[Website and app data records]

--------------------------------------------------

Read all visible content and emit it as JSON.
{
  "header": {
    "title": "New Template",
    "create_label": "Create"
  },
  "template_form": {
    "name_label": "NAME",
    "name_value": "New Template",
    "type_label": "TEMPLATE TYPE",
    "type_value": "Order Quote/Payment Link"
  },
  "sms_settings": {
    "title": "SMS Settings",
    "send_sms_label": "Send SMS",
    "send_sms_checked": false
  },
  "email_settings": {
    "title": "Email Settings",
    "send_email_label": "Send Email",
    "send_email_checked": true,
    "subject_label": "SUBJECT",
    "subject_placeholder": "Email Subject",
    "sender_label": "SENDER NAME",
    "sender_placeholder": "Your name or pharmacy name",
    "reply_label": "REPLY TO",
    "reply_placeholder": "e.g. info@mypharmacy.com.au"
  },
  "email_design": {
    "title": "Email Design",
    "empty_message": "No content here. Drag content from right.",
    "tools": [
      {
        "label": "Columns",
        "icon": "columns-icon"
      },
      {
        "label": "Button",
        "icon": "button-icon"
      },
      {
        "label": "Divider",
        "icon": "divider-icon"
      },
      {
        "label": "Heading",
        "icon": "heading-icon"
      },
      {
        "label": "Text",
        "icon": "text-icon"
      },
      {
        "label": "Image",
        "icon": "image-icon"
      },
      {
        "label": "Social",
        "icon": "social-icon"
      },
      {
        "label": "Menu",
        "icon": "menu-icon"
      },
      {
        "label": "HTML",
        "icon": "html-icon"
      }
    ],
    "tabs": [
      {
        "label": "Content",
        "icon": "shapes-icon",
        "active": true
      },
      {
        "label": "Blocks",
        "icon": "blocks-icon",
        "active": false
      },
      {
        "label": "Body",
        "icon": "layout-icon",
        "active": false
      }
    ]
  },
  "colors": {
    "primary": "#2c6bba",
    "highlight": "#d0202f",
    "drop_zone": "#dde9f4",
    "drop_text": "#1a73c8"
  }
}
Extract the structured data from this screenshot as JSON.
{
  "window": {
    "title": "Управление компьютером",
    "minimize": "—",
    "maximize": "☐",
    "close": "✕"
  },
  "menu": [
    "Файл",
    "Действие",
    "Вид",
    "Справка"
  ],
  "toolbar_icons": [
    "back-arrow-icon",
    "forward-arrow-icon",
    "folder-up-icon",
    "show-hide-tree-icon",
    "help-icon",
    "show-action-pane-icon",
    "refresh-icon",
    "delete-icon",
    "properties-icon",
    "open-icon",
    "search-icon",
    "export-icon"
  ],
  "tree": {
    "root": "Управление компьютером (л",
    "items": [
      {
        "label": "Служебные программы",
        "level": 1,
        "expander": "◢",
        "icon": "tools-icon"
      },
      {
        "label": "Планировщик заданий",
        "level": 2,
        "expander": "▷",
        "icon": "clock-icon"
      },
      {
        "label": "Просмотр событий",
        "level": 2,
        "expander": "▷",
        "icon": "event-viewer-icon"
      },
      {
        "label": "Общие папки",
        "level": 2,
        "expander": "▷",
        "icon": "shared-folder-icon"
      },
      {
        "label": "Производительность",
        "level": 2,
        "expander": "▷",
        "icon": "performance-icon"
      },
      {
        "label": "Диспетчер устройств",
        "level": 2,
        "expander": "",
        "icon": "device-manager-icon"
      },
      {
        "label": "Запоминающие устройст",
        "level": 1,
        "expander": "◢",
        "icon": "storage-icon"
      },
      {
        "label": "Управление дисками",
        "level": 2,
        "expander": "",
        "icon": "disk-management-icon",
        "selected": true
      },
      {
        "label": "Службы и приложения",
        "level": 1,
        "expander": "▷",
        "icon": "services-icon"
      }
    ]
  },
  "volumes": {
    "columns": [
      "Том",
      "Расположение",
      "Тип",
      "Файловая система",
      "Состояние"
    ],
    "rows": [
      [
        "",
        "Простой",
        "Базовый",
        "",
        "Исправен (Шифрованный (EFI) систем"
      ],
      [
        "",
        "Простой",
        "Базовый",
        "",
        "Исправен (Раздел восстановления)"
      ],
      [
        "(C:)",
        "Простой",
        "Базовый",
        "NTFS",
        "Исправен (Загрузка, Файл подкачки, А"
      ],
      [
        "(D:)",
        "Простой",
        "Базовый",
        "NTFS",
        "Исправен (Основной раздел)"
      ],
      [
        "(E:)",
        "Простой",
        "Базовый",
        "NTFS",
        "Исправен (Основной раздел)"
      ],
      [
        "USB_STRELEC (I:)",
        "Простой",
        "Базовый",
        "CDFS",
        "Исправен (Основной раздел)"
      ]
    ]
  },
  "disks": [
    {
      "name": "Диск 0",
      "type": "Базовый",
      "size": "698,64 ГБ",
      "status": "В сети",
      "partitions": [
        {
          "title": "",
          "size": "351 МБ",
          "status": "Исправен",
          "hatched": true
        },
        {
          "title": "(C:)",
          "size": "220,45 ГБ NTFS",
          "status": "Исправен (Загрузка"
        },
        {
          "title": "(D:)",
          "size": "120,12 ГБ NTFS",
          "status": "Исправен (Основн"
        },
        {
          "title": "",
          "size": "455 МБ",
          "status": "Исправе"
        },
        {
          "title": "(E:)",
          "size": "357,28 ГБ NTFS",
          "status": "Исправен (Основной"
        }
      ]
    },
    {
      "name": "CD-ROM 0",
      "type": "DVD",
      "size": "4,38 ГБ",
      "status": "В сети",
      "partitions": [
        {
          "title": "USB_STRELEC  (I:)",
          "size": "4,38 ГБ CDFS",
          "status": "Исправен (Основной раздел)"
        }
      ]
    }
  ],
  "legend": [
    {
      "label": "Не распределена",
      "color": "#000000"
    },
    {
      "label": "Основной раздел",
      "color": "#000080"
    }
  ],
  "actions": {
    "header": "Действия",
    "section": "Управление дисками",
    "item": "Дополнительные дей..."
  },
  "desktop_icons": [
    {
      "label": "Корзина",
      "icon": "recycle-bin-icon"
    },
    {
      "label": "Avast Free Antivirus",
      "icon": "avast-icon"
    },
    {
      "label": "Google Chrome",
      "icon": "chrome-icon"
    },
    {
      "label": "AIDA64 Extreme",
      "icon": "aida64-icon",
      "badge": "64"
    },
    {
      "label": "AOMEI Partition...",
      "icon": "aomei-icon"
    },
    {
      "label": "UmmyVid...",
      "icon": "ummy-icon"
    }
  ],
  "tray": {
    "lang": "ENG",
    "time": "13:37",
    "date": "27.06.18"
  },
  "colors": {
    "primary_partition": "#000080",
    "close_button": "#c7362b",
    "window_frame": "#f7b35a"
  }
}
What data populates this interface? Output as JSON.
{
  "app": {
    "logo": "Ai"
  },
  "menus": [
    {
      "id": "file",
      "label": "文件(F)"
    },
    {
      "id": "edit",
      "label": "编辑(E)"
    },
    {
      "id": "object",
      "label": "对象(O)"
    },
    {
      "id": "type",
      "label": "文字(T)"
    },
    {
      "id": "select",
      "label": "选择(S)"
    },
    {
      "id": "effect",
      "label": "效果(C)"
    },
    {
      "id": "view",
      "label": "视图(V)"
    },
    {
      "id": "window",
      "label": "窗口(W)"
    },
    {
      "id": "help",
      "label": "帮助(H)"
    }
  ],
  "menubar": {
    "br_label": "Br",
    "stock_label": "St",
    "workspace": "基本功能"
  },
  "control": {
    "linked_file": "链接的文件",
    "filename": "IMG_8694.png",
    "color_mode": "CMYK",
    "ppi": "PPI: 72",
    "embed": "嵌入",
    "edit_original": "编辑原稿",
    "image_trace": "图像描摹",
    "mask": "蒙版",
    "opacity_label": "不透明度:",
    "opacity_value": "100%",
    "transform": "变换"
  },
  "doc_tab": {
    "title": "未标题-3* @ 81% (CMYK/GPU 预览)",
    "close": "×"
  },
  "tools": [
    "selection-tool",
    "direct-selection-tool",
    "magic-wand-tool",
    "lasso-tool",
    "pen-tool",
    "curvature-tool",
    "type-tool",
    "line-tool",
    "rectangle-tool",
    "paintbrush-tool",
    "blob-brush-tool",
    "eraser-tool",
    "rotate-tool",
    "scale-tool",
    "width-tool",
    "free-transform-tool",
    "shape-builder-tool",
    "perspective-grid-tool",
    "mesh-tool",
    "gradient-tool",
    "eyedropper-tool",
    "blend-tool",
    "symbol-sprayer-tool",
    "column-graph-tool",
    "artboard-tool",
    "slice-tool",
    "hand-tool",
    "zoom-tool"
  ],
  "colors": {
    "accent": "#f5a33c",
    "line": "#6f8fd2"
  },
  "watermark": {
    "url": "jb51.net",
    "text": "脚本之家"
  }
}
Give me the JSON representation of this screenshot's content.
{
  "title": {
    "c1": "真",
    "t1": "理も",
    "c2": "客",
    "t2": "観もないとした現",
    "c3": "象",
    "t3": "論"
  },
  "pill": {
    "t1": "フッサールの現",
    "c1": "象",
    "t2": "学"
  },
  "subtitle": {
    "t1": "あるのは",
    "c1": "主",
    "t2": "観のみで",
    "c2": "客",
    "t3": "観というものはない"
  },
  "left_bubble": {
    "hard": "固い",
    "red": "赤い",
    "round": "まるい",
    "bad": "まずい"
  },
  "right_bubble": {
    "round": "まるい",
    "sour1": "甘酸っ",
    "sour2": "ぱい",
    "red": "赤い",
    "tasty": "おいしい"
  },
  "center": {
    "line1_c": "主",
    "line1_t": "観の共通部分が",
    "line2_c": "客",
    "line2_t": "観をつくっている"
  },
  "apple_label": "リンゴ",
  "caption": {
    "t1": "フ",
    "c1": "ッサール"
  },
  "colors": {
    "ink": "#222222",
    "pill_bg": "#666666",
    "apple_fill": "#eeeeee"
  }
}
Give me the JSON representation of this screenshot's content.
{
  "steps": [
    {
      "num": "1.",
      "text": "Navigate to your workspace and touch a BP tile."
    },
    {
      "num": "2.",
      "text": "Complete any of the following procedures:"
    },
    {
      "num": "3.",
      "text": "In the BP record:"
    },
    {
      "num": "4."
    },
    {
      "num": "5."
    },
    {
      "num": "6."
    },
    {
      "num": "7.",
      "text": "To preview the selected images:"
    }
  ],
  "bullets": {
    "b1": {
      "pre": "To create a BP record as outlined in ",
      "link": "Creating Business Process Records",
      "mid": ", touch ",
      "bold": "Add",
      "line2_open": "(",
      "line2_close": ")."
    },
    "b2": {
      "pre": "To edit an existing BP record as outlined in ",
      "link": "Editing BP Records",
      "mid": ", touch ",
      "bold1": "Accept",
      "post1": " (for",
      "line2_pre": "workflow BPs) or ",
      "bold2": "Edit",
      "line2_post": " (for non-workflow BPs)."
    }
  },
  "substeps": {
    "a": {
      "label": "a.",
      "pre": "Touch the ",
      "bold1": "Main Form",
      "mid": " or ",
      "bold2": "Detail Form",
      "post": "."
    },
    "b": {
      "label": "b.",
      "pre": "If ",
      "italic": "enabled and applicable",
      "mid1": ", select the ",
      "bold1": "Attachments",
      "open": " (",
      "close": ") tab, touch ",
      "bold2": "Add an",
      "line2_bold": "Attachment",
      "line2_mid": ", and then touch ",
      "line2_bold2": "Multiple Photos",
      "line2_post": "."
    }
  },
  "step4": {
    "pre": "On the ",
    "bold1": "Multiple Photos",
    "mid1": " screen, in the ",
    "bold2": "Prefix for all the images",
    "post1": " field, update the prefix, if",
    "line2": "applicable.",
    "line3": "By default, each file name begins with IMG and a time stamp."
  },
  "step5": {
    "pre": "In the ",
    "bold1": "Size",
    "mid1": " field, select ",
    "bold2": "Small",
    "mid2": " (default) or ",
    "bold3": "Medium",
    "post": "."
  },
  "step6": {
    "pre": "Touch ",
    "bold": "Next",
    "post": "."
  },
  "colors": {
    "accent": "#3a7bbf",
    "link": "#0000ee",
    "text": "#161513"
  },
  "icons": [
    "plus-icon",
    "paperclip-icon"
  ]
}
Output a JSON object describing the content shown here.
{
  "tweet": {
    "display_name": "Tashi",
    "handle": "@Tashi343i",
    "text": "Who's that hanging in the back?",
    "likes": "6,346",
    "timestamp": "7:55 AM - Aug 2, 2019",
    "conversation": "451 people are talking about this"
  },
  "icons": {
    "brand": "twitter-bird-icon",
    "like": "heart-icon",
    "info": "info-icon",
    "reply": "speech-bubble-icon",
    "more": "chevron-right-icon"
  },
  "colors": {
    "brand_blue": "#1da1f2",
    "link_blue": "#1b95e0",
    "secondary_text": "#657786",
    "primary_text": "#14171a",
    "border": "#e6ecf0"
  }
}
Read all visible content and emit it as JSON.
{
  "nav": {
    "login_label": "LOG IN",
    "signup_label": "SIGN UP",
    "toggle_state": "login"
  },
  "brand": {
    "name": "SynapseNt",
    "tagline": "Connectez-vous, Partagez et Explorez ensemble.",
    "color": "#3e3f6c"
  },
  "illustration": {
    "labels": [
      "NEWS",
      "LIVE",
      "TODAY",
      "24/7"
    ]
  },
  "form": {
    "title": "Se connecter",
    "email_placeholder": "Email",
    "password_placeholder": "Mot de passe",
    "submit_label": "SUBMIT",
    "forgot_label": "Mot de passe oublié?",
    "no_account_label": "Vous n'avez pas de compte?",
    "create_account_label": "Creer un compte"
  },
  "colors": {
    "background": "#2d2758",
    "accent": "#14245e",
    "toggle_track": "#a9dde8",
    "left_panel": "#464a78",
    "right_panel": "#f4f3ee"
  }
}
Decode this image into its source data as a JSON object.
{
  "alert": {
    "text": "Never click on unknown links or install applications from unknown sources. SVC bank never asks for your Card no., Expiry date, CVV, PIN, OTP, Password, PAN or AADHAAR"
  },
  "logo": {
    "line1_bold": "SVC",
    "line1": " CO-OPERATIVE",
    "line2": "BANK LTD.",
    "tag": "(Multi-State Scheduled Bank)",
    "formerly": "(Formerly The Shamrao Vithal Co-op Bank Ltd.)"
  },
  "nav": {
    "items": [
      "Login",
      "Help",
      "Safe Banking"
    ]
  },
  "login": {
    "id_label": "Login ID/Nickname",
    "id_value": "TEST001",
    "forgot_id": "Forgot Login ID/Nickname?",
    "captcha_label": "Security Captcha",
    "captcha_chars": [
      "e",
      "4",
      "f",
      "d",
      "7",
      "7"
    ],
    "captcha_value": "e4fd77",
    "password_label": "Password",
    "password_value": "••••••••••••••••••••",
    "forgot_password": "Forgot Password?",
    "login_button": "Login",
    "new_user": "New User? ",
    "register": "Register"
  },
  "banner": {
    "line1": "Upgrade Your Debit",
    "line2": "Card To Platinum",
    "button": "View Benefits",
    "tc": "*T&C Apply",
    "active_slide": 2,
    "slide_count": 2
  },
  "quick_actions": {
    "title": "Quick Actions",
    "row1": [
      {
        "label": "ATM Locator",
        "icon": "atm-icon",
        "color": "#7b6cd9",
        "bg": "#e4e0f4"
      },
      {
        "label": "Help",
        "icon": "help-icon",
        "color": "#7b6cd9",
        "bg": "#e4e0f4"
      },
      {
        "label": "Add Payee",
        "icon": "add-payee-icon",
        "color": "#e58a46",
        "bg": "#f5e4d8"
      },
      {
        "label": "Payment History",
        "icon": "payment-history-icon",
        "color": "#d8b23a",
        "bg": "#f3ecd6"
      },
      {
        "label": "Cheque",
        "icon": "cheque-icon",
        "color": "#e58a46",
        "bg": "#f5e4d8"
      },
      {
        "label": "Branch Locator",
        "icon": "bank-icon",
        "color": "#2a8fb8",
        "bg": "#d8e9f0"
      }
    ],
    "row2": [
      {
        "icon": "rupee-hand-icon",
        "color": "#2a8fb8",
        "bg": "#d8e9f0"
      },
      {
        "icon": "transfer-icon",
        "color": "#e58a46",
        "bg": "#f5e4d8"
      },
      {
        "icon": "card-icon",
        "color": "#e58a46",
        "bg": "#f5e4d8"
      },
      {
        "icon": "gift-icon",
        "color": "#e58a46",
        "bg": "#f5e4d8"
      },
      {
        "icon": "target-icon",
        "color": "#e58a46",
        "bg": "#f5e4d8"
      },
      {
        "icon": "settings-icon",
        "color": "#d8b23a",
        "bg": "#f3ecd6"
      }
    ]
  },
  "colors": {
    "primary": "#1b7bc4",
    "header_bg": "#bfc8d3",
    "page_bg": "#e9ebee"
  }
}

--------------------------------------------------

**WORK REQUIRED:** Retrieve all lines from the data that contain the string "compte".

**SOLUTION:**
    "no_account_label": "Vous n'avez pas de compte?",
    "create_account_label": "Creer un compte"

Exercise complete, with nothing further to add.